Activities

Panel Event

5 November, 2018 11:00 – 12:30

Sarah Cunningham-Burley, Sophie Day

Genomics in the clinic: context, care and communication

NCRI Cancer Conference, Glasgow

The complexity of genomic information presents challenges for health care professionals, patients and their families as they make meaning from risk information and negotiate the future. Improving genetic literacy and the effective communication of information only partially addresses the contextual way in which people make sense of information and its relevance for their lives.

This session will draw together current social research in this area, as genomics enters the clinic, through trials as well as standard of care, in order to understand the ways in which genomic knowledge is taken up in different settings. The session will enable attendees to learn: How patients are engaging with genomic information as they confront this during their cancer journey How patients and health care professionals use this information within the range of decisions that are made during care How we can create approaches to communication and genomic literacy that are sensitive to the diverse contexts and needs of patients How social scientific research can enrich understanding of the practice of genomic medicine in relation to cancer.

Sarah Cunningham-Burley

chair

University of Edinburgh, UK

Sophie Day

speaker

Goldsmiths, University of London, UK

People Like You: Genomics in a London breast cancer service.

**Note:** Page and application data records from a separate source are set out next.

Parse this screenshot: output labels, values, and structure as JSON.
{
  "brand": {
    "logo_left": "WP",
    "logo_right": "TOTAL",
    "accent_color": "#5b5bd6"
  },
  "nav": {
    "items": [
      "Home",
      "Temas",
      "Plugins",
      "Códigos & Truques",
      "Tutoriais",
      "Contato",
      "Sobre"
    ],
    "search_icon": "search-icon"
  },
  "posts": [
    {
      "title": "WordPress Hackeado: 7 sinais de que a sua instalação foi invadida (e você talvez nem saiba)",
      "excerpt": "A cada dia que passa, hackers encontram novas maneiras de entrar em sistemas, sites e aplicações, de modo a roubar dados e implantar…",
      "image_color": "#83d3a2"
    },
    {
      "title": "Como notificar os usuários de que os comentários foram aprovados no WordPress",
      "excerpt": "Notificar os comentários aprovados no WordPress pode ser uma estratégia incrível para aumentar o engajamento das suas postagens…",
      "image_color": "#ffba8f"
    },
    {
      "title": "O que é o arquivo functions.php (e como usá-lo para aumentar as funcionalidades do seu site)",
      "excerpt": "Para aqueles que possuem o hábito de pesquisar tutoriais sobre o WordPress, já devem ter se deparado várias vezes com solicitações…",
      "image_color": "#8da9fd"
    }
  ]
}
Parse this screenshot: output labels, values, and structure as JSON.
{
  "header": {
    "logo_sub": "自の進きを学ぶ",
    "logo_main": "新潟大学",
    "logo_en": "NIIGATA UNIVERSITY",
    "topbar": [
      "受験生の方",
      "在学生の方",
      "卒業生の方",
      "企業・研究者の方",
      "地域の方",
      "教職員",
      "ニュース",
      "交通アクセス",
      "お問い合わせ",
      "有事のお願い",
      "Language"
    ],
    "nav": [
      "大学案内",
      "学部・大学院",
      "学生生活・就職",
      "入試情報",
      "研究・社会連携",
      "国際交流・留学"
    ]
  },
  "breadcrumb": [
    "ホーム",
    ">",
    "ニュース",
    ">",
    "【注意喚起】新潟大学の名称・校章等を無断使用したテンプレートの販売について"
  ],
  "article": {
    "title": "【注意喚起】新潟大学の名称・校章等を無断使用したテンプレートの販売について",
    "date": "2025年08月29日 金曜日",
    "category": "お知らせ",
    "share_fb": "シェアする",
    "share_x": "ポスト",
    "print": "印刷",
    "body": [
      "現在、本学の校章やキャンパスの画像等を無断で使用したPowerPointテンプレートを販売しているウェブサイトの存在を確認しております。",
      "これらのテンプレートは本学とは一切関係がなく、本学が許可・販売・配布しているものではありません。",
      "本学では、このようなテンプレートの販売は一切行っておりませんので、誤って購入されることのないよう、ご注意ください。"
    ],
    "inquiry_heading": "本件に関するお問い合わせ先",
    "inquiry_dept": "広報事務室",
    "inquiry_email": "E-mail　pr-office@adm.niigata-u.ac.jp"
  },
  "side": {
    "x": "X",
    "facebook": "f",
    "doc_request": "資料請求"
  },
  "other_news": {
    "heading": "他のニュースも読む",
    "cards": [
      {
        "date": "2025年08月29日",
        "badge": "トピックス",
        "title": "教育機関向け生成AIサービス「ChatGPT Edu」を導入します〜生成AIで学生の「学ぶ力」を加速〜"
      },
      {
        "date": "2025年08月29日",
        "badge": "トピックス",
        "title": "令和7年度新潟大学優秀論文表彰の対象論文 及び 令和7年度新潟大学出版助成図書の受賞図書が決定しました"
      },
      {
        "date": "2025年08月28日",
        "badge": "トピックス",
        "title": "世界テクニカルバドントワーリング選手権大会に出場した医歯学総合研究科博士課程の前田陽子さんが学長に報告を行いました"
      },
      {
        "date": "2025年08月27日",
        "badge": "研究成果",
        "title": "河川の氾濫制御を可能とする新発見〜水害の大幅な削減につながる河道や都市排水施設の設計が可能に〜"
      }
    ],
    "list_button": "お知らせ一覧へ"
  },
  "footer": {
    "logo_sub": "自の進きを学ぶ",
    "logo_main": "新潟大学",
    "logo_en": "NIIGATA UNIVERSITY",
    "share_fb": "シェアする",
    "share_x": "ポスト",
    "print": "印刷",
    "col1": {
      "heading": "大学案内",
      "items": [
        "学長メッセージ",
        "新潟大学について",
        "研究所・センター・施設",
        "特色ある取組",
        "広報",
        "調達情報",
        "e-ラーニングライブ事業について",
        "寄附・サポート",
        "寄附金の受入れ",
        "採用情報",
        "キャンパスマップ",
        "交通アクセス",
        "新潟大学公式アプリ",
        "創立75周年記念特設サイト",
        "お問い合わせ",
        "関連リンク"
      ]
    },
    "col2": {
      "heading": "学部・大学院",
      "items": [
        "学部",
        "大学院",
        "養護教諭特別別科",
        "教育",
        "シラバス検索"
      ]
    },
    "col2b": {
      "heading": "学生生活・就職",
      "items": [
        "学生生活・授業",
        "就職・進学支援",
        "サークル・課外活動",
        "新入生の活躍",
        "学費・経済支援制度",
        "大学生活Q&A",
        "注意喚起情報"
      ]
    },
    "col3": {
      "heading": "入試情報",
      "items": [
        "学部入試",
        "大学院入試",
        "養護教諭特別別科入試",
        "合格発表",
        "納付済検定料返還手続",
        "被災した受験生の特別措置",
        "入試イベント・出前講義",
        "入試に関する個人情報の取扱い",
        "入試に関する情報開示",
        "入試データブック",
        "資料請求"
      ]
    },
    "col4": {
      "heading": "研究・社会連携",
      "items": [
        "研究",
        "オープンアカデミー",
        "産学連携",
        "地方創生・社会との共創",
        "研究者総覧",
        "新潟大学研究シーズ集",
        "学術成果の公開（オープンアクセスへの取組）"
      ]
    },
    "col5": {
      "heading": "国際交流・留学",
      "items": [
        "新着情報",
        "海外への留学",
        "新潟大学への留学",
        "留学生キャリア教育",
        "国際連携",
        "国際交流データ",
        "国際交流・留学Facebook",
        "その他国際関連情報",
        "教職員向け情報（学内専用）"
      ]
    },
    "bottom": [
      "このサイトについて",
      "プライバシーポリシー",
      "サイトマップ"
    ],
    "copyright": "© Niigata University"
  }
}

NHS England’s choice of the term, personalisation, in its 2016 vision for improving outcomes raises critical contextual issues for clinic participants. Are you presenting as an individual patient, a member of a wider category or both at the same time? Singular and plural remain intrinsically connected in medical practice despite widespread reports that genomic personalisation constitutes a newme as opposed to one-size-fits-all we medicine (Donna Dickenson 2016). Drawing on interviews, observation and a range of meetings from 2013-14 in a breast cancer service, I suggest that applications of genomics conform to longstanding practices of sorting ambiguities and uncertainties of address to a you that is both singular and plural. Even so, calibration between different aspects of your situation with breast cancer may be especially provisional given the speed of change in cancer, knowledge, techniques and therapies. Me medicine, using precise techniques of genomic individuation (n of 1), will appear with therapeutic failure in these clinics since, by definition, there are no evidence-based treatment options (that is, no We). Paradoxically, participants may also welcome such situations if they then direct clinical attention to a broader range of needs and preferences, that is, to a personalised care.